A correction was made to this article on Nov. 11, 2003.
NBC thinks it’s solved part of the mystery surrounding the case of the disappearing young male viewers — and it wants Nielsen Media Research to admit there’s a problem and speed up its investigation of the issue.
Peacock research prexy Alan Wurtzel believes that underlying this fall’s dramatic declines in young male auds is Nielsen’s attempt to better measure Hispanic audiences. Wurtzel has no problem with such an effort, but NBC analysis of Nielsen data shows that by adding in young male Hispanic viewers to the sample so quickly, there’s been an unintended consequence: erratic fluctuations in overall viewership numbers.
“I’m not saying this is the smoking gun,” Wurtzel said. “But I do believe we’ve located a significant issue, and Nielsen doesn’t seem to be providing us with the answers. It shouldn’t be our job to do this. When you have billions of dollars riding on this, for this thing to be festering without any resolution in sight is extremely frustrating.”
Among NBC’s findings:
- Among all men 18-34, overall viewing went from 56 minutes a day during the first two weeks of last season to 54 minutes this year — a minor dip. But among Hispanic men 18-34, the decline is staggering: Viewership has dipped from 60 minutes per day to 47 minutes.
That’s key, since the biggest declines in young men took place in the first two weeks of the current season. Peacock researches believe it’s just not logical that Hispanic men’s viewing habits would change so radically in a year.
- The number of Hispanic male viewers in Nielsen’s sample has jumped dramatically since the spring. In the spring, the number of Hispanic men in the sample repped 74% of the total universe of 11.8 million Hispanic males; by October that number had jumped to 94%.
NBC supports Nielsen’s attempt to have its sample reflect the population as a whole, but notes that historically, such rapid changes to the sample have cause ratings glitches.
- Nielsen’s sample has become more heavily weighted to include viewers in the Pacific time zone while counting fewer auds in the Central time zone.
- Despite assertions from Nielsen indicating increased videogame and DVD usage was behind the male declines, Wurtzel said the usage of DVDs, videogames and VCRs is flat vs. 2002.

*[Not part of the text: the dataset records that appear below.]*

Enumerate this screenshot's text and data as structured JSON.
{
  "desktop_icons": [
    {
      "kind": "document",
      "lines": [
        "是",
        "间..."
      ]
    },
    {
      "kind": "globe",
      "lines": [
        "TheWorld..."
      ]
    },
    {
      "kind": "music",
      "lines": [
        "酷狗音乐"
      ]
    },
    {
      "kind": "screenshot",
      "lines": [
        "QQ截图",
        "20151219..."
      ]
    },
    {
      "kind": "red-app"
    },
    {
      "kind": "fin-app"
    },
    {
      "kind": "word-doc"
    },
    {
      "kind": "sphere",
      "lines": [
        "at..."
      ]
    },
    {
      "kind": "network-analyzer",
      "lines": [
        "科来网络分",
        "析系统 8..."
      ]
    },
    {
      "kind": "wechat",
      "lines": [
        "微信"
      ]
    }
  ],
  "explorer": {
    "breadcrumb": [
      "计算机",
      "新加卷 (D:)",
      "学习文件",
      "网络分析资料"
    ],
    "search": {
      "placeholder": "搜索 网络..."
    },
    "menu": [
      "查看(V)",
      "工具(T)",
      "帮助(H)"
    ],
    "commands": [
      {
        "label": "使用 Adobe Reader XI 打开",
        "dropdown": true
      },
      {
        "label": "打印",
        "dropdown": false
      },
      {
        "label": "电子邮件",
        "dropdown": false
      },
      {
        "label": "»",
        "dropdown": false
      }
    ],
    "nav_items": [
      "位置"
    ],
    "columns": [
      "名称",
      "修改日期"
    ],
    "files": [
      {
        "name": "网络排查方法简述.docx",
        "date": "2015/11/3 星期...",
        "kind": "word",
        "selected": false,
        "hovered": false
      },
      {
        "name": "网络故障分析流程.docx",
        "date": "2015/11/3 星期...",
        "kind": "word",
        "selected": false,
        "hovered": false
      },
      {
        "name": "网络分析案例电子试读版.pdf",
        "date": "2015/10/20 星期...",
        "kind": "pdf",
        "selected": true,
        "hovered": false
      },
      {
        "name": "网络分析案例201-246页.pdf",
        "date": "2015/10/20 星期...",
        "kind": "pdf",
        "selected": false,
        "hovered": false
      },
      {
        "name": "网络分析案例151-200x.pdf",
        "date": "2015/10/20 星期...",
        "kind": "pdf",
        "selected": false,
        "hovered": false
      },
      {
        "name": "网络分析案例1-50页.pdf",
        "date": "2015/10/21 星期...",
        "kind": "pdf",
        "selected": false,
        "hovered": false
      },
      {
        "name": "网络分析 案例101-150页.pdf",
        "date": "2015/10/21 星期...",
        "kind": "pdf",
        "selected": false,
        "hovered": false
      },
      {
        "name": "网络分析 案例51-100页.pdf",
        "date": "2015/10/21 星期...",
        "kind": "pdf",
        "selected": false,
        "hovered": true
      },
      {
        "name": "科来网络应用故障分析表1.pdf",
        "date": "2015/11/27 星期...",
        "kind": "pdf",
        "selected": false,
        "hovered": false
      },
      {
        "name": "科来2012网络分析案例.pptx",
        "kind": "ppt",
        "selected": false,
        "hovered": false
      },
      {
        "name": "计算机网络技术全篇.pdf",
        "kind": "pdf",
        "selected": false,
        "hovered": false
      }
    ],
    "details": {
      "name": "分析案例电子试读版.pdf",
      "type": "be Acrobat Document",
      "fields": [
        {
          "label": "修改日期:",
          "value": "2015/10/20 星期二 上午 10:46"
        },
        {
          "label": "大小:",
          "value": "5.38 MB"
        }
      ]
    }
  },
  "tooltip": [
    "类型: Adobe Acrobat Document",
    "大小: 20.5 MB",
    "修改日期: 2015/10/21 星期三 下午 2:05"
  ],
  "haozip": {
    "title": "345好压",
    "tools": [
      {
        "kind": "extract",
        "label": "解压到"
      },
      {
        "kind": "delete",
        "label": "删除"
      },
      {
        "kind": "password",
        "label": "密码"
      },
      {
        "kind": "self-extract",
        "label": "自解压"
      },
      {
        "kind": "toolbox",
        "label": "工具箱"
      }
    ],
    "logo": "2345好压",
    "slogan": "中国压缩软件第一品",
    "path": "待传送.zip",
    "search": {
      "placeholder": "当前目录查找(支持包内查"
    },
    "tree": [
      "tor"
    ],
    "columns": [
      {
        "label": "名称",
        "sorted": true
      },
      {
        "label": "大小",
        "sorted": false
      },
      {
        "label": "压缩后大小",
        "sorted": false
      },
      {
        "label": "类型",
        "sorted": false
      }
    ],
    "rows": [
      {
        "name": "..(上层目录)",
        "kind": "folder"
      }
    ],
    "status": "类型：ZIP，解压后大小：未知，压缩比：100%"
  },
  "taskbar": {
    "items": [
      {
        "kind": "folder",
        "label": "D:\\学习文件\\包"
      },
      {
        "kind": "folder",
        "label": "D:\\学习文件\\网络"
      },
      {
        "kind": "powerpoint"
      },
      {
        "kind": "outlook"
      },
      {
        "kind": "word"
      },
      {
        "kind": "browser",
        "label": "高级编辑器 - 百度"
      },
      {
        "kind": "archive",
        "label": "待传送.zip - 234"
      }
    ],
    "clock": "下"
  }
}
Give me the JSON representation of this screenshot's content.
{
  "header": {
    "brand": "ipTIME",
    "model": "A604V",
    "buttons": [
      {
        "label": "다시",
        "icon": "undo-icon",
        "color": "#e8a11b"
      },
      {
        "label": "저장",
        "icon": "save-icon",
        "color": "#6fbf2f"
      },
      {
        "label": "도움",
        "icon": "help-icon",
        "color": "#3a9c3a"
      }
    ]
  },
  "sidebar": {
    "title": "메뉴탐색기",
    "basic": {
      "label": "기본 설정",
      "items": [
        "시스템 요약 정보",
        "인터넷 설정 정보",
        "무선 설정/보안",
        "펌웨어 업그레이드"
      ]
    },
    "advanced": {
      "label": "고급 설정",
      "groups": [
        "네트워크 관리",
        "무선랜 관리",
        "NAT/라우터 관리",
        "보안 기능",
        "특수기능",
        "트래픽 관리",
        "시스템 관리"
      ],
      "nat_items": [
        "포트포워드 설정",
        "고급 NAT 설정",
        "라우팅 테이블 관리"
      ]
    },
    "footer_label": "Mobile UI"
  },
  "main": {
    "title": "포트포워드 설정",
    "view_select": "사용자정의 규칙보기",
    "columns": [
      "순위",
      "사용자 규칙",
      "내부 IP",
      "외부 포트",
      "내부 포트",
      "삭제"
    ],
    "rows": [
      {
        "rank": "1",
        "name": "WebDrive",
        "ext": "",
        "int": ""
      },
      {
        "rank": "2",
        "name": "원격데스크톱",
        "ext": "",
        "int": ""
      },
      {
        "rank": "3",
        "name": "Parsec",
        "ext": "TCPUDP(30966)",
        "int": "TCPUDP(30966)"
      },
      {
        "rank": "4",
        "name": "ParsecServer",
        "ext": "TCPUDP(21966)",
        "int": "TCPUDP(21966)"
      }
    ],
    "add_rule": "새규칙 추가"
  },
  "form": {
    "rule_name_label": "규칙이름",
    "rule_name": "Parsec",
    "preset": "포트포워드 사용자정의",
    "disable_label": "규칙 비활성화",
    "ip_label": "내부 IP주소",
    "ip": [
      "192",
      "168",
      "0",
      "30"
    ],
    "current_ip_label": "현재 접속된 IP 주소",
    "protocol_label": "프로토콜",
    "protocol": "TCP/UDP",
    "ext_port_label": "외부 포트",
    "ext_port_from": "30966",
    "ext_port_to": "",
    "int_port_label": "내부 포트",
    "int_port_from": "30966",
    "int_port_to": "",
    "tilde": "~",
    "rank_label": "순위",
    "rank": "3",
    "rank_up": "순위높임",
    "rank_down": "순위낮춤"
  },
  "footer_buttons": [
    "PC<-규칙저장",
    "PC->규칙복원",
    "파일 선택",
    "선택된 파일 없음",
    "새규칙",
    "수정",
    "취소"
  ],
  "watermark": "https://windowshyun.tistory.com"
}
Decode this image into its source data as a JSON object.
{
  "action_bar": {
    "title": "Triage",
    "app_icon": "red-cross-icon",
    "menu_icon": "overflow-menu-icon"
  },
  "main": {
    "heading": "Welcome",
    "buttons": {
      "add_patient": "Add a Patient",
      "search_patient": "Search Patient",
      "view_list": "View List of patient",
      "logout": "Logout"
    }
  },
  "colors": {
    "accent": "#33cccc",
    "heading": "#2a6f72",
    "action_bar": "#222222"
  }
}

- A wide variety of hit series are off their paces of a year ago, with their overall averages dragged down in large part due to young men. It’s across every network, comedies and dramas.
Television’s most-watched show, CBS drama “CSI,” for example, is down 45% year-to-year in men 18-24, but improves to a 24% decline in men 18-34 and is off just 10% in men 35-49. “West Wing” is down 54% in men 18-24, 27% in men 18-34 but just 8% in men 35-49. And UPN’s “WWE Smackdown” is off 35% in men 18-24, a better 20% in men 18-34 and is actually up 22% in men 35-49.
In each case, the year-to-year comparisons look much healthier for the shows among men 25-49 than 18-24.
“I don’t believe (the sample issue) is the only reason for the declines, but it’s a significant contributor,” Wertzel said. “The industry needs to focus on the sample and disabuse ourselves of the notion that it’s the programming or alternative (entertainment forms.)”
Nielsen senior VP of communications Jack Loftus takes issue with some of NBC’s interpretation of the data.
For example, he noted the dramatic decline in overall TV viewing time by Hispanic males is much less notable when looked at over the course of several months (though Wurtzel said Nielsen has only supplied NBC with the first two weeks of data.)
He also insisted that videogame, DVD and Internet usage is up year-to-year.
Yet Loftus also conceded that the Hispanic audience sample issue, along with other factors cited by NBC, could account for 2% or 3% of the 7% young male decline seen at the start of the season.
“I don’t think (the Hispanic) issue holds up as a major cause (of the decline), but it’s a factor,” he said. “In the end, it’ll probably be 10 factors. When you’re looking at a narrow demo like men 18-24, you’re going to see some big blips.”
As for NBC charges that Nielsen isn’t dealing with the issue in a speedy fashion, Loftus said it’s taken time for the company to analyze its data, write new software to process the data and review all the results.
“The want answers and they deserve answers,” he said. “It’s a lot of money at stake. It’s never going to be fast enough and we’re working on it as fast as we can.”
Nielsen is set to issue a new report on the ratings controversy within the next two weeks, although as recently as last week, the company was standing by its numbers.
Wurtzel said he’s not trying to attack Nielsen. He simply wants a resolution.
“It’s in no one’s best interest to have the measuring system questioned in any way,” he said. “This is a real issue we look at, and only Nielsen can answer our questions.”